**Task description**
For this exercise, print all of the entries exactly as given.
━━━━━ Data records ━━━━━
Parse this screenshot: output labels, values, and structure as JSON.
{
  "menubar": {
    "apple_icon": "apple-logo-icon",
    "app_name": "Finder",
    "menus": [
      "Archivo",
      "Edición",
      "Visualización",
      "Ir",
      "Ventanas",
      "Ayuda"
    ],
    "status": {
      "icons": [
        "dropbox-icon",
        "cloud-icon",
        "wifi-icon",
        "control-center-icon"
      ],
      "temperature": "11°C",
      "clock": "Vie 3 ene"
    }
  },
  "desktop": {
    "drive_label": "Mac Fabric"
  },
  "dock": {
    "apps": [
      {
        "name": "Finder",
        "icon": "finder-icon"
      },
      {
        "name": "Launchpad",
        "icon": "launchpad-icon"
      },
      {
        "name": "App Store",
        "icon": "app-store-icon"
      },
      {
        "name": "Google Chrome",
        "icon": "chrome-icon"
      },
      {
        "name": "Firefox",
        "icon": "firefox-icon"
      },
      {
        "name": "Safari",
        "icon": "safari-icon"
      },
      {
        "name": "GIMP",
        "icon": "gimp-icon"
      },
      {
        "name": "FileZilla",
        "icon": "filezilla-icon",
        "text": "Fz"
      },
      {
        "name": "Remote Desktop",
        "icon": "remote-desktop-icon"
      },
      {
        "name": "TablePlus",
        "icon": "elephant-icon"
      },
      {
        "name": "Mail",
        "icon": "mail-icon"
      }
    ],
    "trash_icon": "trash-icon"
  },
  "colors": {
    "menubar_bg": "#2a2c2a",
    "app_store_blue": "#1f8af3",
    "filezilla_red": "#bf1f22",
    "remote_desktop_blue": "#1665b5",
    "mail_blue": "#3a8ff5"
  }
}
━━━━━
**Problem solution**
Parse this screenshot: output labels, values, and structure as JSON.
{
  "menubar": {
    "apple_icon": "apple-logo-icon",
    "app_name": "Finder",
    "menus": [
      "Archivo",
      "Edición",
      "Visualización",
      "Ir",
      "Ventanas",
      "Ayuda"
    ],
    "status": {
      "icons": [
        "dropbox-icon",
        "cloud-icon",
        "wifi-icon",
        "control-center-icon"
      ],
      "temperature": "11°C",
      "clock": "Vie 3 ene"
    }
  },
  "desktop": {
    "drive_label": "Mac Fabric"
  },
  "dock": {
    "apps": [
      {
        "name": "Finder",
        "icon": "finder-icon"
      },
      {
        "name": "Launchpad",
        "icon": "launchpad-icon"
      },
      {
        "name": "App Store",
        "icon": "app-store-icon"
      },
      {
        "name": "Google Chrome",
        "icon": "chrome-icon"
      },
      {
        "name": "Firefox",
        "icon": "firefox-icon"
      },
      {
        "name": "Safari",
        "icon": "safari-icon"
      },
      {
        "name": "GIMP",
        "icon": "gimp-icon"
      },
      {
        "name": "FileZilla",
        "icon": "filezilla-icon",
        "text": "Fz"
      },
      {
        "name": "Remote Desktop",
        "icon": "remote-desktop-icon"
      },
      {
        "name": "TablePlus",
        "icon": "elephant-icon"
      },
      {
        "name": "Mail",
        "icon": "mail-icon"
      }
    ],
    "trash_icon": "trash-icon"
  },
  "colors": {
    "menubar_bg": "#2a2c2a",
    "app_store_blue": "#1f8af3",
    "filezilla_red": "#bf1f22",
    "remote_desktop_blue": "#1665b5",
    "mail_blue": "#3a8ff5"
  }
}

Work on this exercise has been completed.